Hunting for the best restaurants while traveling is a given, but I also make a point to seek out little pockets of food-related art and culture when I’m exploring a new place. In fact, some of my favorite food experiences haven’t involved eating at all: One of the most memorable lunches I’ve had was simply observing young Thai monks eat their midday meal, of which they shared several bites with a monastery cat. On your future travels, broaden your definition of food lover a bit, and seek out these food-related art and historical destinations.
Yes, this is a museum dedicated to French fries, Belgium’s most glorious potato invention. The exhibit begins on the ground floor with Peru, the origin of the domesticated potato plant, and showcases the purples, reds, and other lesser known potato varieties, along with a collection of potato cutters. Further floors explain the French fry’s origin in Belgium and, happily, house a café for tastings. Frietmuseum Vlamingstraat 33 8000 Bruges, Belgium +32 50 34 01 50
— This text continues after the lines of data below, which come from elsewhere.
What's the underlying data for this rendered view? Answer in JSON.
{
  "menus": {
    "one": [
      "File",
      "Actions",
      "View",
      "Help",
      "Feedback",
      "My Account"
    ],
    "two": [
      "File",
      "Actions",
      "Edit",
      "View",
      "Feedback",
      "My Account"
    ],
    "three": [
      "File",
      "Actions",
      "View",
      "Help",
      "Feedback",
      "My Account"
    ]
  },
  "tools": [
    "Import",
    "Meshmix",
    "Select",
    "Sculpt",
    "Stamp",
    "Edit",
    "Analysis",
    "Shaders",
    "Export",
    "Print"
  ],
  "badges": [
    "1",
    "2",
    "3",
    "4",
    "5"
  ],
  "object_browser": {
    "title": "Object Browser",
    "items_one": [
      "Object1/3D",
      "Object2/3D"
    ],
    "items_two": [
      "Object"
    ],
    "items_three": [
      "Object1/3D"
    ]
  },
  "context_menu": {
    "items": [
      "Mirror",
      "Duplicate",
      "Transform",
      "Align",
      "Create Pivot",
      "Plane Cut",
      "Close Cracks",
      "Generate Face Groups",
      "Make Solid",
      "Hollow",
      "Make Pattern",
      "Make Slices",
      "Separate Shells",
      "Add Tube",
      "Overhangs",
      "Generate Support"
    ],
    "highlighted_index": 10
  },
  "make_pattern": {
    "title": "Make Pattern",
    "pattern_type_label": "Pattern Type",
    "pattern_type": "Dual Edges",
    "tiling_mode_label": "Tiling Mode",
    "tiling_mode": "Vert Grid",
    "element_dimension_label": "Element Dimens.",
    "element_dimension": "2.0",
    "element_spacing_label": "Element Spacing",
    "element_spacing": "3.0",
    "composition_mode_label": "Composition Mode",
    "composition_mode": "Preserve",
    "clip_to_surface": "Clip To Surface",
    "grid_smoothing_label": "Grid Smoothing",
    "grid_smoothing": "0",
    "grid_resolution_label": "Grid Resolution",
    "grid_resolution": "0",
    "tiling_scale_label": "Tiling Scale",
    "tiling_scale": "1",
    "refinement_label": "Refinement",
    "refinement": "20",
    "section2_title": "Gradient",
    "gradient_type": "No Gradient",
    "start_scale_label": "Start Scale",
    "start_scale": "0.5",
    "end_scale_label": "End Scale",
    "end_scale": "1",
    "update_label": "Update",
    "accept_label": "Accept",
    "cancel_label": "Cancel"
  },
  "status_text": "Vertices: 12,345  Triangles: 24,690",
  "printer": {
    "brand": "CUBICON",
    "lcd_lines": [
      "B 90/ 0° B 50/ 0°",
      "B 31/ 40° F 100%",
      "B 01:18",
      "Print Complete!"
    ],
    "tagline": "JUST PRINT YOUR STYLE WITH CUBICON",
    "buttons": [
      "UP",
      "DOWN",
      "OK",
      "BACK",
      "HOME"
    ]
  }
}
Explore the pots, pans and adorable plastic-covered Marimekko print tablecloths of Julia Child’s Cambridge home kitchen, where she hosted her last three cooking shows. It’s not a replica—the Smithsonian actually deconstructed Julia’s entire kitchen when she moved to California in 2001 and shipped it to National Museum of American History. They took everything from potholders to countertops (which the 6-foot-tall chef had custom built at 2 inches higher than most) to preserve her beloved culinary legacy. Allie Wist
The ultimate feminist dinner party is on permanent display at the Brooklyn Museum. In the mid-70s, American artist Judy Chicago built an enormous table, 48 feet long on each side, to host a figurative dinner party. Instead of serving any food or having guests, she dedicated each of the 39 place settings to a powerful female figure in history, and set the table with beautiful ceramic dishes and embroidered tapestries. Although the plates themselves are unquestionably “feminine” (as in, they allude to female anatomy), the concept as a whole turns the traditionally marginalizing concepts of domesticity and food preparation into an empowering occasion. Brooklyn Museum 200 Eastern Parkway Brooklyn, New York 11238 (718) 638-5000 Allie Wist
For those seeking the best in interior design and environmental typography, make a stop into Sunday’s Grocery, in Hong Kong’s Kennedy Town. Famed for their chicken yakitori joint Yardbird, located in Hong Kong’s Central district, Canadian duo Matt Abergel and Lindsay Jang opened this venture in the spring of 2014. But here, guests won’t be sitting down to chicken skewers and cocktails—or sitting at all. Sunday’s Grocery is a “curated convenience store,” selling sandwiches, high-end sake, Japanese whiskey, snacks, beer, and specialty packaged foods. The design—from the storefront to the sandwich-and-beer bento-box-style takeout—is beautifully modern and quirky. Sunday’s Grocery 66-68 Catchick Street Kennedy Town, Hong Kong +852 2628 6001
If you’re into food history, (that is, if you’re like me, and you find entire books on the global evolution of black pepper fascinating), make sure not to miss the 17th and 18th century Dutch still life paintings the next time you’re at the Louvre. From dead geese and game hens, to oranges newly imported from the New World, to half bodies of fleshy tuna, the edible evidence found in these still lifes is fascinating. The paintings are both beautiful and a bit haunting, and serve to document how Europeans ate during the 17th and 18th century. Musée du Louvre 75058 Paris, France +33 (0)1 40 20 53 17
Augsburg, a town northwest of Munich, was an important gold-and silver-smith hub of Central Europe up until the 1800s. This museum has a beautiful collection of dining sets, plates, drinking vessels, and servingware—all crafted out of pure silver by the Augsburg silversmith masters. My favorite pieces include gilded drinking cups, especially made for consuming German beer. Kunstsammlungen und Museen Augsburg Maximilianmuseum Fuggerplatz 1 (Philippine-Welser-Straße 24) D-86150 Augsburg +49 (0) 821 / 324 41 02
Everyone knows the legendary Poilâne bakery—probably the most famous traditional bakery in Paris. But what makes the Saint-Germain-des-Prés location in particular worth a visit is a peek into the back room. Hanging on the wall are paintings of bread done by dozens of artists, all allegedly in exchange for a Poilâne miche. They also have a black and white photograph of an art installation commissioned by Salvador Dali in 1971; Lionel Poilâne created an entire bedroom furniture set out of Poilâne bread for Dali, who was a long admirer of the baker’s bread sculptures. They actually still have a chandelier made out of bread hanging on the ceiling, as a tribute to Poilâne and Dali’s friendship. And yes, they replace it when it starts to fall apart. Poilâne 8 rue du Cherche-Midi Paris, France 75006 +33 (0) 1 45-48-42-59